Join PRA on the eve of the 2020 election for a comprehensive look at the last four years under President Trump and his administration and the “what-ifs” of four more years to come. Register:

November 2020

Wednesday November 18
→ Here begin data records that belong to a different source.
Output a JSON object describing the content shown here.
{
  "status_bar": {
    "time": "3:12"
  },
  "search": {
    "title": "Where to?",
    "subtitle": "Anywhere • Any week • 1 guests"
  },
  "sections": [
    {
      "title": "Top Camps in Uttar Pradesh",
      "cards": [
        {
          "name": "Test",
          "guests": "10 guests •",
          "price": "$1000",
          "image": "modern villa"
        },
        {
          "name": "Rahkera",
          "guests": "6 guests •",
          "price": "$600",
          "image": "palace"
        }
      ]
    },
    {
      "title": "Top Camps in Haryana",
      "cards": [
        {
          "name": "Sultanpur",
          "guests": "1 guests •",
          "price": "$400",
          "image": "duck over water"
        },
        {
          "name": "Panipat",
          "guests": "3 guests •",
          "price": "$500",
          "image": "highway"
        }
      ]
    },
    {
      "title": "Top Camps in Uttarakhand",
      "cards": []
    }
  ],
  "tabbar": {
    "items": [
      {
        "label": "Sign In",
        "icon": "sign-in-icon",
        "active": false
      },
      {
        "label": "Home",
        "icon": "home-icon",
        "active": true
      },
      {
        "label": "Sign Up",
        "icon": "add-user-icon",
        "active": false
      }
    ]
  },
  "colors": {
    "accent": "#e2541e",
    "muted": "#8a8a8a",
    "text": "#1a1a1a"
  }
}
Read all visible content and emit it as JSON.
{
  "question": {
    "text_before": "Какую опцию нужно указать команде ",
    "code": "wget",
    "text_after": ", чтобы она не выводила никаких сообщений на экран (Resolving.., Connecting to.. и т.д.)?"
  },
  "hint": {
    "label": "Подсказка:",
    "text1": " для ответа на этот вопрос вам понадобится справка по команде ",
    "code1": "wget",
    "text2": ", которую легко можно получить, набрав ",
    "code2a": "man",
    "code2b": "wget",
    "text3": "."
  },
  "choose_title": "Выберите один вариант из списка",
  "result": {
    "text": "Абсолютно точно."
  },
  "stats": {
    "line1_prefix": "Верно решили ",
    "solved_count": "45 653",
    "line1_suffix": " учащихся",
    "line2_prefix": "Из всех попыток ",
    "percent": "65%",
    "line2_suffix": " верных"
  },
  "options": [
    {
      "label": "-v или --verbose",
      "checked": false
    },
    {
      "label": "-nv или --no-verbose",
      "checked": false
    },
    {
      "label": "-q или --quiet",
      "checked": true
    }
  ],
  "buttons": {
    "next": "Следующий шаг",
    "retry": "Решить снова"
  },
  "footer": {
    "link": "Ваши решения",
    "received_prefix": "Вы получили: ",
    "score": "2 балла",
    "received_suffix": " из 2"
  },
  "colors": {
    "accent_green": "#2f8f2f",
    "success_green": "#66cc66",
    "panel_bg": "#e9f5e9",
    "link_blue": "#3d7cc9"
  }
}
11:00 am – 12:00 pm
The “Camo Economy”: The Economic & Political Camouflage of Military Contracting
At least half of U.S. federal spending on the wars in Iraq, Afghanistan, and other areas in the “War on Terror” has gone to private contractors. Contracts have increased by 164 percent since 2001, particularly for services in or near the battlefield, including food, housing, and security services. Heidi Peltier, Assistant Research Professor in the BU Department of Political Science and a Pardee Center Faculty Research Fellow, will discuss the growth in what she calls the “Camo Economy,” attributable to ideological, political, and economic reasons, drawing on the findings of her recent report for the Costs of War Project. This includes the political camouflage of using contractors in place of troops, so that both financial and human costs of war are obscured. She will discuss the commercialization of the military and the implications for federal budgets and labor markets, as military contracting is both costly to taxpayers and extremely profitable to contractors, due in part to commercial monopolies and other features built into the structure of military contracts.